[Data records for software interfaces]
────

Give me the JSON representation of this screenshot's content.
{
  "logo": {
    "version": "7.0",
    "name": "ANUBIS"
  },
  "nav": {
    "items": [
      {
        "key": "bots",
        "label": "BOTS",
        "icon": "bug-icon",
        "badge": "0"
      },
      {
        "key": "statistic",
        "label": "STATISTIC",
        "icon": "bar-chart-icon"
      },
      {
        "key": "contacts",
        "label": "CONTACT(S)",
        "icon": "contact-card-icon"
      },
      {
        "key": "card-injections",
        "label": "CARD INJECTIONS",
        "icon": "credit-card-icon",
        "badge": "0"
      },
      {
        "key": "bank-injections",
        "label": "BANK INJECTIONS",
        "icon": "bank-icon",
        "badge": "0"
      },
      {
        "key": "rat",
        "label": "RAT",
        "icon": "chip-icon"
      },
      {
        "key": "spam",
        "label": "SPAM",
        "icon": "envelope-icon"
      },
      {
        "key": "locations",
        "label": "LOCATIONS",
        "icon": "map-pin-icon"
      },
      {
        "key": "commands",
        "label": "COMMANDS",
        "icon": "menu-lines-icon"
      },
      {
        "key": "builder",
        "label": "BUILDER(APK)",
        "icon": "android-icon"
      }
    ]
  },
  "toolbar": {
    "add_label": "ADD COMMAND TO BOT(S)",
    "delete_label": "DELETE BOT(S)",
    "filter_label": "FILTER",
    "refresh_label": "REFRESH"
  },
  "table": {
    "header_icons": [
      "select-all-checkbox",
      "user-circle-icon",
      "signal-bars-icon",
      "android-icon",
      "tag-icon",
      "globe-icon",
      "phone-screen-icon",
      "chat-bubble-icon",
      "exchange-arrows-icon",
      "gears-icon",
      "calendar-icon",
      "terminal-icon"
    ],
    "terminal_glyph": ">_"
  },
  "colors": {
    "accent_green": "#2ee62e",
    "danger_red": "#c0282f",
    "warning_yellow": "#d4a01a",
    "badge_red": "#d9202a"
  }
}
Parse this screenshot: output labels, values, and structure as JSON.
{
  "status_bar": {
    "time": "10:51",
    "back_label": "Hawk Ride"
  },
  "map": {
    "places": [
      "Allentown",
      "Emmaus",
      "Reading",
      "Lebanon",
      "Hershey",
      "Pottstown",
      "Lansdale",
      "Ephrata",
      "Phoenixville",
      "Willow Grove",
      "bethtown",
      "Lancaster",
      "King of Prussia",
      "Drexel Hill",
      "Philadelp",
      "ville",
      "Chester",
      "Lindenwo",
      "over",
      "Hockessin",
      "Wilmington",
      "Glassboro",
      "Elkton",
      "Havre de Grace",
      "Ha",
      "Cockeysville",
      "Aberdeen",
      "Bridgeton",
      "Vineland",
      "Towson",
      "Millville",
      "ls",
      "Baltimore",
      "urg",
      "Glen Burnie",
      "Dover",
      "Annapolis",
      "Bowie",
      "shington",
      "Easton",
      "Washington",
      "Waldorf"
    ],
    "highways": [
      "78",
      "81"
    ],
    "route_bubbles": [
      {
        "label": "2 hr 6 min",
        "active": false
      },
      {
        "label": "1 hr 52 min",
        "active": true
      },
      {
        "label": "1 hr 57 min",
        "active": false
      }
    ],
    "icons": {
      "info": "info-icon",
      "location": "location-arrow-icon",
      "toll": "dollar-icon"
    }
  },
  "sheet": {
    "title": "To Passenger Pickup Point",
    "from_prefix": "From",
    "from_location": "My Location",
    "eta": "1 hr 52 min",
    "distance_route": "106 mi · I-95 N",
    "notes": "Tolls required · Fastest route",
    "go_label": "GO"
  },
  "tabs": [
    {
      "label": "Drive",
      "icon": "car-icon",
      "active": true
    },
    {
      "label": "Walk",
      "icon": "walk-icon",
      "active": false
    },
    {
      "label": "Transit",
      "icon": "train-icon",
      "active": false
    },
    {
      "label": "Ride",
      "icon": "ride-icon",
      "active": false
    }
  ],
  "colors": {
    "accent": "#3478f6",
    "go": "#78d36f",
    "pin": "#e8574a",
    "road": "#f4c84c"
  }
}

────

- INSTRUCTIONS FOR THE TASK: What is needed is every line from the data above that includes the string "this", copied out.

- TASK ANSWER:
Give me the JSON representation of this screenshot's content.
Parse this screenshot: output labels, values, and structure as JSON.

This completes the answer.